Component data from apps and pages:
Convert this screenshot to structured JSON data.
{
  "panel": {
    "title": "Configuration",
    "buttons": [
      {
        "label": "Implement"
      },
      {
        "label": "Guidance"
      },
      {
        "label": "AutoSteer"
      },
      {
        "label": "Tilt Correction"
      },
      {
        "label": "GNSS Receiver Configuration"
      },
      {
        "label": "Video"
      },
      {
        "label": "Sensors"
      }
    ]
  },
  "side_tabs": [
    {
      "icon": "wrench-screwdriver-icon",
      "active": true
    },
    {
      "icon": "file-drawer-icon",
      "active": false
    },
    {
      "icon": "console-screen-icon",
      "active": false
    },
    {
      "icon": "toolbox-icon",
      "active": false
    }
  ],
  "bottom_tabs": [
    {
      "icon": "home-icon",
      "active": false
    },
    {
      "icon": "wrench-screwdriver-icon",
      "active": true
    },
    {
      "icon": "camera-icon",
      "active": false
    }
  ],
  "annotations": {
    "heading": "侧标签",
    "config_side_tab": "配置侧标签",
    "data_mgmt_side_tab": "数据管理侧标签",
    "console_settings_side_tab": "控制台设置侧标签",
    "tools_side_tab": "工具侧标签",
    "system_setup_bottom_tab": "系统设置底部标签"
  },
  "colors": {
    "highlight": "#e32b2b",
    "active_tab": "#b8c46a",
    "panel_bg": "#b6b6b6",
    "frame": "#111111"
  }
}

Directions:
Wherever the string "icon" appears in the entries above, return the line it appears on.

Worked solution:
      "icon": "wrench-screwdriver-icon",
      "icon": "file-drawer-icon",
      "icon": "console-screen-icon",
      "icon": "toolbox-icon",
      "icon": "home-icon",
      "icon": "wrench-screwdriver-icon",
      "icon": "camera-icon",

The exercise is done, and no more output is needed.